Copy every line from the data below in which the string "random" can be found.

----

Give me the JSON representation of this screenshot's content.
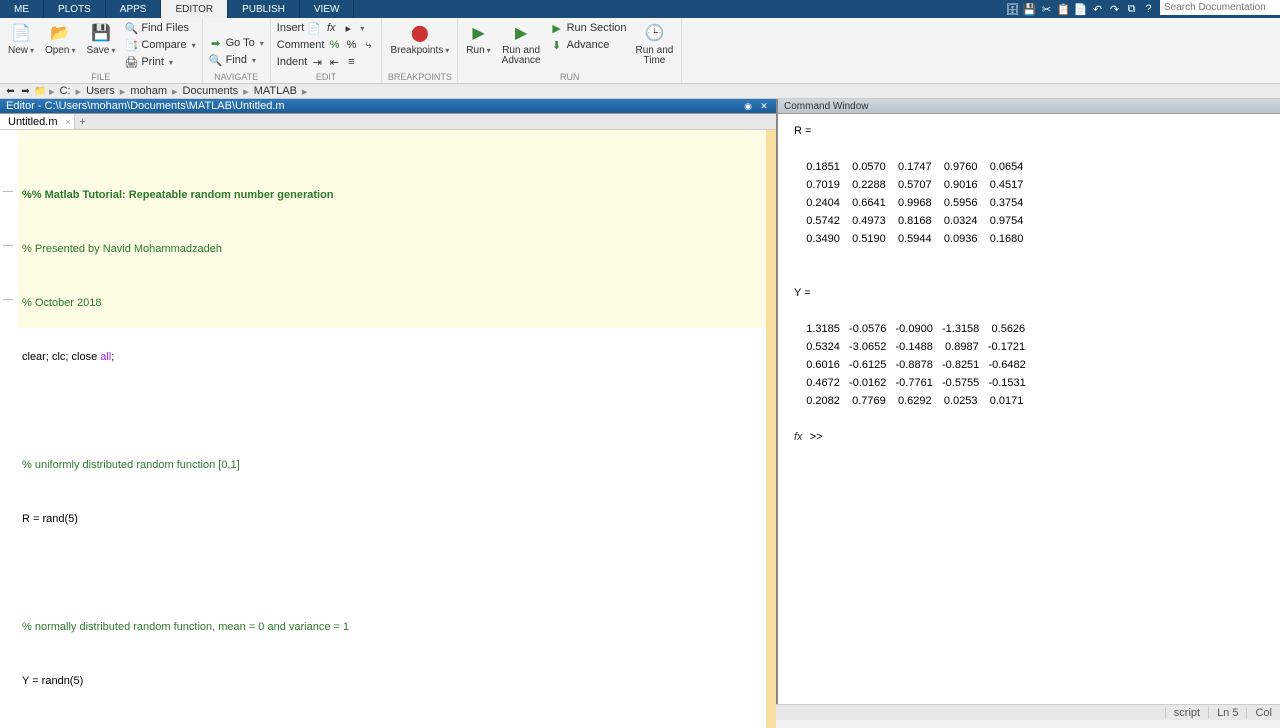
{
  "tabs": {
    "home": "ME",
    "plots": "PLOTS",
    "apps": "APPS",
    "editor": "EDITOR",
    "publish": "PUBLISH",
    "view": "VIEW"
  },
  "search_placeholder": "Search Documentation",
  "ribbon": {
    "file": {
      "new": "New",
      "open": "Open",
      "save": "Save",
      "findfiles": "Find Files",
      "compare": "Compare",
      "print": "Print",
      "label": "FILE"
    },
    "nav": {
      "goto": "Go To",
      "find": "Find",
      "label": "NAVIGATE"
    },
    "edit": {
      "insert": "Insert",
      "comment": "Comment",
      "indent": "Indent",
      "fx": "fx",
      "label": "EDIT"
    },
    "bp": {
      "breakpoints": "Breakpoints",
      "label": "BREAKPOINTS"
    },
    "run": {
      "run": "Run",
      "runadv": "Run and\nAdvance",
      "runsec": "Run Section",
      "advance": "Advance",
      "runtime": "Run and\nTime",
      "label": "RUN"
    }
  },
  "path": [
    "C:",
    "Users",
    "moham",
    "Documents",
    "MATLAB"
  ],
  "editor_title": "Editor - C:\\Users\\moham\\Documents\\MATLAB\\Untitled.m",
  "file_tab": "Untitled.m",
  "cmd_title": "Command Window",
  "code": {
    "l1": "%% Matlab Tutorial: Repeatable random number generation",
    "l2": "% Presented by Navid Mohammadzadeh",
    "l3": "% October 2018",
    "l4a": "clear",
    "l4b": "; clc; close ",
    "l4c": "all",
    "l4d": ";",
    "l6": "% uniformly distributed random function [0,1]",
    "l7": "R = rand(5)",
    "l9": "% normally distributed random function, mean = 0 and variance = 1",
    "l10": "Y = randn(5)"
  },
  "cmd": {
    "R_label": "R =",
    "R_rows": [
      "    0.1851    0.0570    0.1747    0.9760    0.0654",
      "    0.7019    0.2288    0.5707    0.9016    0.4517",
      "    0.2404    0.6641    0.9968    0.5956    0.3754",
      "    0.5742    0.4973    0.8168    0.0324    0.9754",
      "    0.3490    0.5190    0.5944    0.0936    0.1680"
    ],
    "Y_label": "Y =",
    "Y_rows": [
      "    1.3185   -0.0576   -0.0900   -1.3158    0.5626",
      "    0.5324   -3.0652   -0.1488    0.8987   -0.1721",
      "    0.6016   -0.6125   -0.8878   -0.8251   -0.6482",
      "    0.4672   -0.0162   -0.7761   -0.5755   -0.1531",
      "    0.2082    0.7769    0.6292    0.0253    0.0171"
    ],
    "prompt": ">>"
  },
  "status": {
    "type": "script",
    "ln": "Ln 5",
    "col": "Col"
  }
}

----

▸ **Answer space**:
    "l1": "%% Matlab Tutorial: Repeatable random number generation",
    "l6": "% uniformly distributed random function [0,1]",
    "l9": "% normally distributed random function, mean = 0 and variance = 1",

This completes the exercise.